** BRIEF **
Find and copy every line in the records that includes the string "Panel".

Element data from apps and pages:
____________________

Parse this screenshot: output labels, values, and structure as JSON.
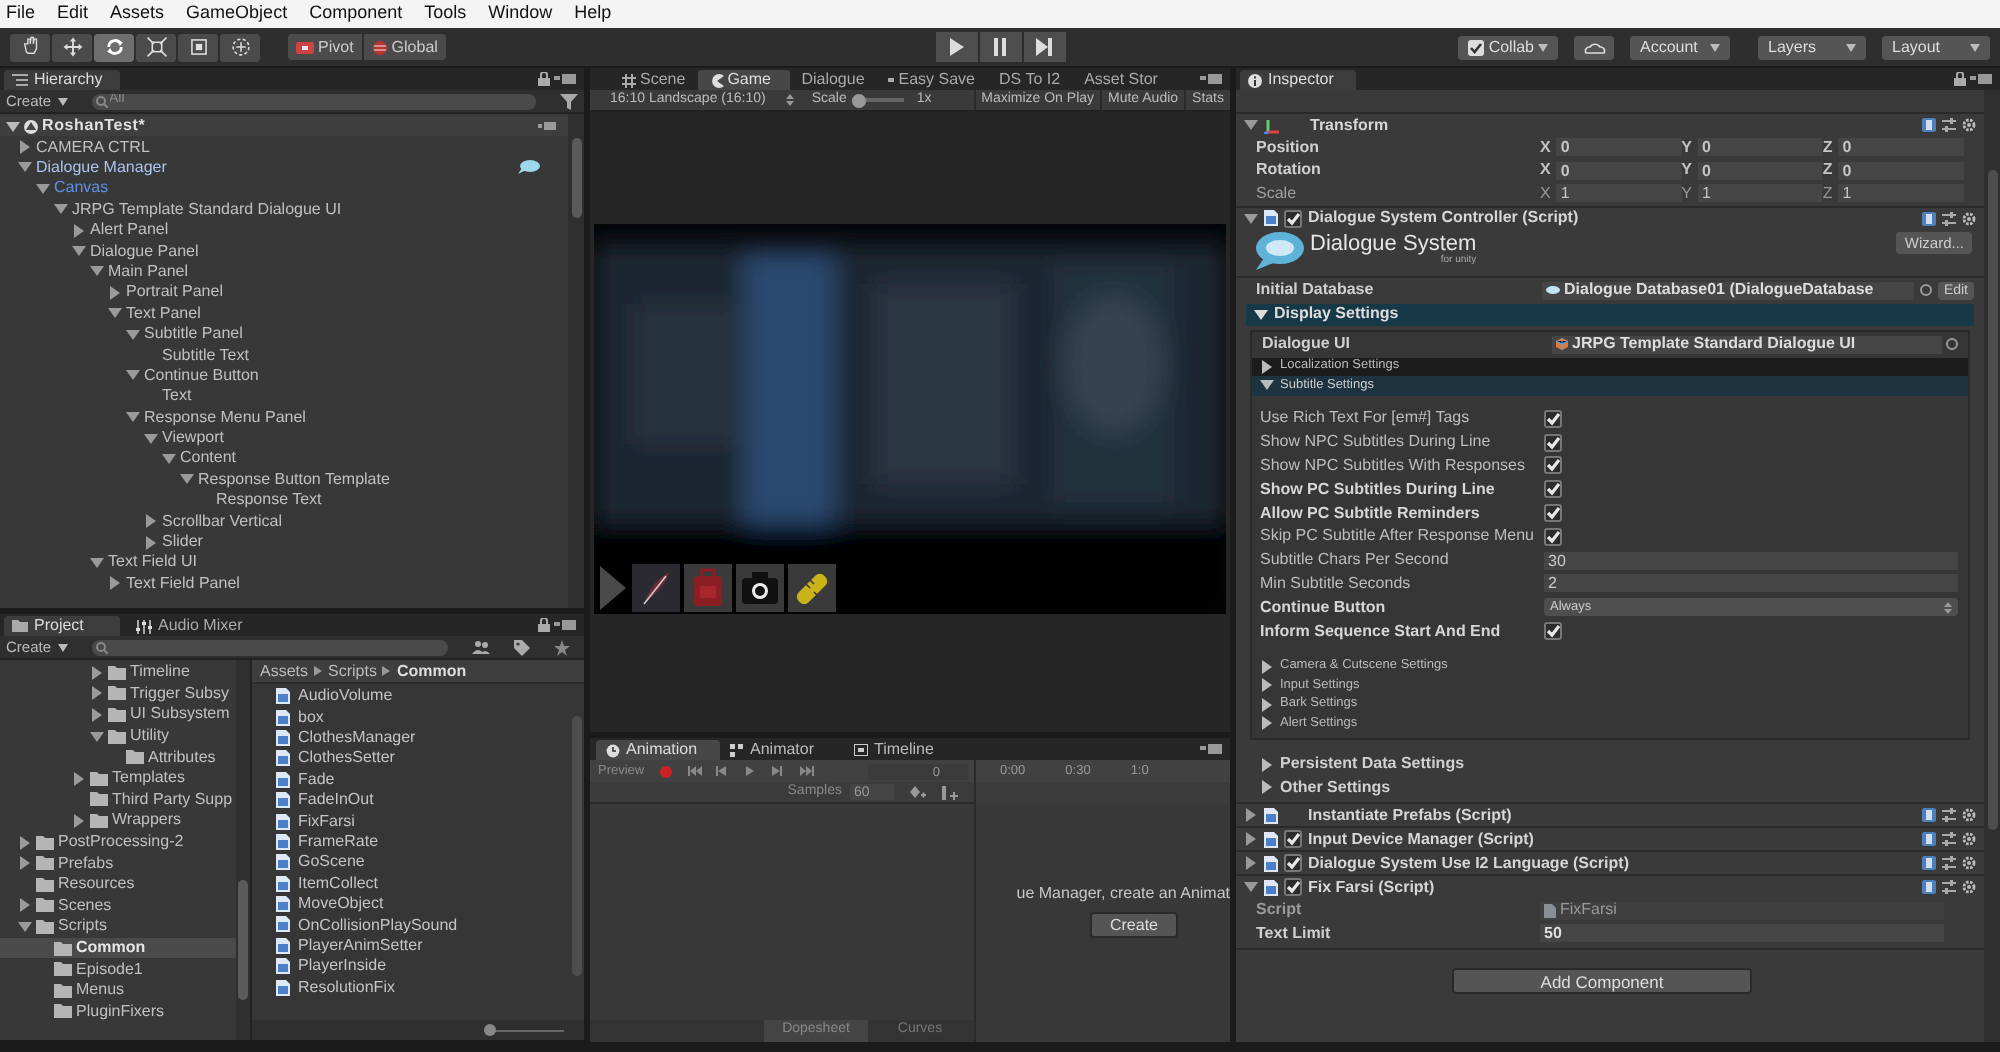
{
  "menu": [
    "File",
    "Edit",
    "Assets",
    "GameObject",
    "Component",
    "Tools",
    "Window",
    "Help"
  ],
  "toolbar": {
    "tools": [
      {
        "kind": "hand",
        "selected": false
      },
      {
        "kind": "move",
        "selected": false
      },
      {
        "kind": "rotate",
        "selected": true
      },
      {
        "kind": "scale",
        "selected": false
      },
      {
        "kind": "rect",
        "selected": false
      },
      {
        "kind": "transform",
        "selected": false
      }
    ],
    "pivot": "Pivot",
    "global": "Global",
    "collab": "Collab",
    "account": "Account",
    "layers": "Layers",
    "layout": "Layout"
  },
  "hierarchy": {
    "tab": "Hierarchy",
    "create": "Create",
    "search_placeholder": "All",
    "scene": "RoshanTest*",
    "items": [
      {
        "label": "CAMERA CTRL",
        "kind": "branch",
        "expanded": false
      },
      {
        "label": "Dialogue Manager",
        "kind": "branch",
        "expanded": true,
        "prefab": true,
        "cloud": true,
        "children": [
          {
            "label": "Canvas",
            "kind": "branch",
            "expanded": true,
            "prefab": true,
            "children": [
              {
                "label": "JRPG Template Standard Dialogue UI",
                "kind": "branch",
                "expanded": true,
                "children": [
                  {
                    "label": "Alert Panel",
                    "kind": "branch",
                    "expanded": false
                  },
                  {
                    "label": "Dialogue Panel",
                    "kind": "branch",
                    "expanded": true,
                    "children": [
                      {
                        "label": "Main Panel",
                        "kind": "branch",
                        "expanded": true,
                        "children": [
                          {
                            "label": "Portrait Panel",
                            "kind": "branch",
                            "expanded": false
                          },
                          {
                            "label": "Text Panel",
                            "kind": "branch",
                            "expanded": true,
                            "children": [
                              {
                                "label": "Subtitle Panel",
                                "kind": "branch",
                                "expanded": true,
                                "children": [
                                  {
                                    "label": "Subtitle Text",
                                    "kind": "leaf"
                                  }
                                ]
                              },
                              {
                                "label": "Continue Button",
                                "kind": "branch",
                                "expanded": true,
                                "children": [
                                  {
                                    "label": "Text",
                                    "kind": "leaf"
                                  }
                                ]
                              },
                              {
                                "label": "Response Menu Panel",
                                "kind": "branch",
                                "expanded": true,
                                "children": [
                                  {
                                    "label": "Viewport",
                                    "kind": "branch",
                                    "expanded": true,
                                    "children": [
                                      {
                                        "label": "Content",
                                        "kind": "branch",
                                        "expanded": true,
                                        "children": [
                                          {
                                            "label": "Response Button Template",
                                            "kind": "branch",
                                            "expanded": true,
                                            "children": [
                                              {
                                                "label": "Response Text",
                                                "kind": "leaf"
                                              }
                                            ]
                                          }
                                        ]
                                      }
                                    ]
                                  },
                                  {
                                    "label": "Scrollbar Vertical",
                                    "kind": "branch",
                                    "expanded": false
                                  },
                                  {
                                    "label": "Slider",
                                    "kind": "branch",
                                    "expanded": false
                                  }
                                ]
                              }
                            ]
                          }
                        ]
                      },
                      {
                        "label": "Text Field UI",
                        "kind": "branch",
                        "expanded": true,
                        "children": [
                          {
                            "label": "Text Field Panel",
                            "kind": "branch",
                            "expanded": false
                          }
                        ]
                      }
                    ]
                  }
                ]
              }
            ]
          }
        ]
      }
    ]
  },
  "project": {
    "tabs": [
      {
        "label": "Project",
        "selected": true
      },
      {
        "label": "Audio Mixer",
        "selected": false
      }
    ],
    "create": "Create",
    "folders_tail_level4": [
      {
        "label": "Timeline",
        "kind": "branch",
        "expanded": false,
        "selected": false
      },
      {
        "label": "Trigger Subsy",
        "kind": "branch",
        "expanded": false,
        "selected": false
      },
      {
        "label": "UI Subsystem",
        "kind": "branch",
        "expanded": false,
        "selected": false
      },
      {
        "label": "Utility",
        "kind": "branch",
        "expanded": true,
        "selected": false,
        "children": [
          {
            "label": "Attributes",
            "kind": "leaf",
            "selected": false
          }
        ]
      }
    ],
    "folders_tail_level3": [
      {
        "label": "Templates",
        "kind": "branch",
        "expanded": false,
        "selected": false
      },
      {
        "label": "Third Party Supp",
        "kind": "leaf",
        "selected": false
      },
      {
        "label": "Wrappers",
        "kind": "branch",
        "expanded": false,
        "selected": false
      }
    ],
    "folders": [
      {
        "label": "PostProcessing-2",
        "kind": "branch",
        "expanded": false,
        "selected": false
      },
      {
        "label": "Prefabs",
        "kind": "branch",
        "expanded": false,
        "selected": false
      },
      {
        "label": "Resources",
        "kind": "leaf",
        "selected": false
      },
      {
        "label": "Scenes",
        "kind": "branch",
        "expanded": false,
        "selected": false
      },
      {
        "label": "Scripts",
        "kind": "branch",
        "expanded": true,
        "selected": false,
        "children": [
          {
            "label": "Common",
            "kind": "leaf",
            "selected": true
          },
          {
            "label": "Episode1",
            "kind": "leaf",
            "selected": false
          },
          {
            "label": "Menus",
            "kind": "leaf",
            "selected": false
          },
          {
            "label": "PluginFixers",
            "kind": "leaf",
            "selected": false
          }
        ]
      }
    ],
    "breadcrumb": [
      "Assets",
      "Scripts",
      "Common"
    ],
    "zoom_slider": {
      "level": 0
    },
    "files": [
      "AudioVolume",
      "box",
      "ClothesManager",
      "ClothesSetter",
      "Fade",
      "FadeInOut",
      "FixFarsi",
      "FrameRate",
      "GoScene",
      "ItemCollect",
      "MoveObject",
      "OnCollisionPlaySound",
      "PlayerAnimSetter",
      "PlayerInside",
      "ResolutionFix"
    ]
  },
  "view": {
    "tabs": [
      {
        "label": "Scene",
        "kind": "scene",
        "selected": false
      },
      {
        "label": "Game",
        "kind": "game",
        "selected": true
      },
      {
        "label": "Dialogue",
        "kind": "plain",
        "selected": false
      },
      {
        "label": "Easy Save",
        "kind": "dot",
        "selected": false
      },
      {
        "label": "DS To I2",
        "kind": "plain",
        "selected": false
      },
      {
        "label": "Asset Stor",
        "kind": "plain",
        "selected": false
      }
    ],
    "display": "16:10 Landscape (16:10)",
    "scale_label": "Scale",
    "scale_slider": {
      "level": 0
    },
    "scale_value": "1x",
    "toggles": [
      {
        "label": "Maximize On Play",
        "on": false
      },
      {
        "label": "Mute Audio",
        "on": false
      },
      {
        "label": "Stats",
        "on": false
      }
    ]
  },
  "animation": {
    "tabs": [
      {
        "label": "Animation",
        "selected": true
      },
      {
        "label": "Animator",
        "selected": false
      },
      {
        "label": "Timeline",
        "selected": false
      }
    ],
    "preview": "Preview",
    "frame": "0",
    "ruler": [
      "0:00",
      "0:30",
      "1:0"
    ],
    "samples_label": "Samples",
    "samples": "60",
    "message": "ue Manager, create an Animat",
    "create": "Create",
    "views": [
      {
        "label": "Dopesheet",
        "selected": true
      },
      {
        "label": "Curves",
        "selected": false
      }
    ]
  },
  "inspector": {
    "tab": "Inspector",
    "transform": {
      "title": "Transform",
      "rows": [
        {
          "label": "Position",
          "modified": true,
          "values": [
            {
              "axis": "X",
              "value": "0"
            },
            {
              "axis": "Y",
              "value": "0"
            },
            {
              "axis": "Z",
              "value": "0"
            }
          ]
        },
        {
          "label": "Rotation",
          "modified": true,
          "values": [
            {
              "axis": "X",
              "value": "0"
            },
            {
              "axis": "Y",
              "value": "0"
            },
            {
              "axis": "Z",
              "value": "0"
            }
          ]
        },
        {
          "label": "Scale",
          "modified": false,
          "values": [
            {
              "axis": "X",
              "value": "1"
            },
            {
              "axis": "Y",
              "value": "1"
            },
            {
              "axis": "Z",
              "value": "1"
            }
          ]
        }
      ]
    },
    "controller": {
      "title": "Dialogue System Controller (Script)",
      "enabled": true,
      "logo_title": "Dialogue System",
      "logo_subtitle": "for unity",
      "wizard": "Wizard...",
      "database_label": "Initial Database",
      "database_value": "Dialogue Database01 (DialogueDatabase",
      "edit": "Edit",
      "display_settings": "Display Settings",
      "dialogue_ui_label": "Dialogue UI",
      "dialogue_ui_value": "JRPG Template Standard Dialogue UI",
      "sections": [
        {
          "label": "Localization Settings",
          "expanded": false
        },
        {
          "label": "Subtitle Settings",
          "expanded": true,
          "fields": [
            {
              "kind": "checkbox",
              "label": "Use Rich Text For [em#] Tags",
              "checked": true,
              "modified": false
            },
            {
              "kind": "checkbox",
              "label": "Show NPC Subtitles During Line",
              "checked": true,
              "modified": false
            },
            {
              "kind": "checkbox",
              "label": "Show NPC Subtitles With Responses",
              "checked": true,
              "modified": false
            },
            {
              "kind": "checkbox",
              "label": "Show PC Subtitles During Line",
              "checked": true,
              "modified": true
            },
            {
              "kind": "checkbox",
              "label": "Allow PC Subtitle Reminders",
              "checked": true,
              "modified": true
            },
            {
              "kind": "checkbox",
              "label": "Skip PC Subtitle After Response Menu",
              "checked": true,
              "modified": false
            },
            {
              "kind": "number",
              "label": "Subtitle Chars Per Second",
              "value": "30",
              "modified": false
            },
            {
              "kind": "number",
              "label": "Min Subtitle Seconds",
              "value": "2",
              "modified": false
            },
            {
              "kind": "dropdown",
              "label": "Continue Button",
              "value": "Always",
              "modified": true
            },
            {
              "kind": "checkbox",
              "label": "Inform Sequence Start And End",
              "checked": true,
              "modified": true
            }
          ]
        },
        {
          "label": "Camera & Cutscene Settings",
          "expanded": false
        },
        {
          "label": "Input Settings",
          "expanded": false
        },
        {
          "label": "Bark Settings",
          "expanded": false
        },
        {
          "label": "Alert Settings",
          "expanded": false
        }
      ],
      "outer_sections": [
        {
          "label": "Persistent Data Settings",
          "expanded": false
        },
        {
          "label": "Other Settings",
          "expanded": false
        }
      ]
    },
    "components": [
      {
        "title": "Instantiate Prefabs (Script)",
        "kind": "plain"
      },
      {
        "title": "Input Device Manager (Script)",
        "kind": "toggle",
        "enabled": true
      },
      {
        "title": "Dialogue System Use I2 Language (Script)",
        "kind": "toggle",
        "enabled": true
      },
      {
        "title": "Fix Farsi (Script)",
        "kind": "toggle",
        "enabled": true,
        "fields": [
          {
            "kind": "object",
            "label": "Script",
            "value": "FixFarsi"
          },
          {
            "kind": "number",
            "label": "Text Limit",
            "value": "50"
          }
        ]
      }
    ],
    "add_component": "Add Component"
  }
}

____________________

** WRITTEN RESPONSE **
                    "label": "Alert Panel",
                    "label": "Dialogue Panel",
                        "label": "Main Panel",
                            "label": "Portrait Panel",
                            "label": "Text Panel",
                                "label": "Subtitle Panel",
                                "label": "Response Menu Panel",
                            "label": "Text Field Panel",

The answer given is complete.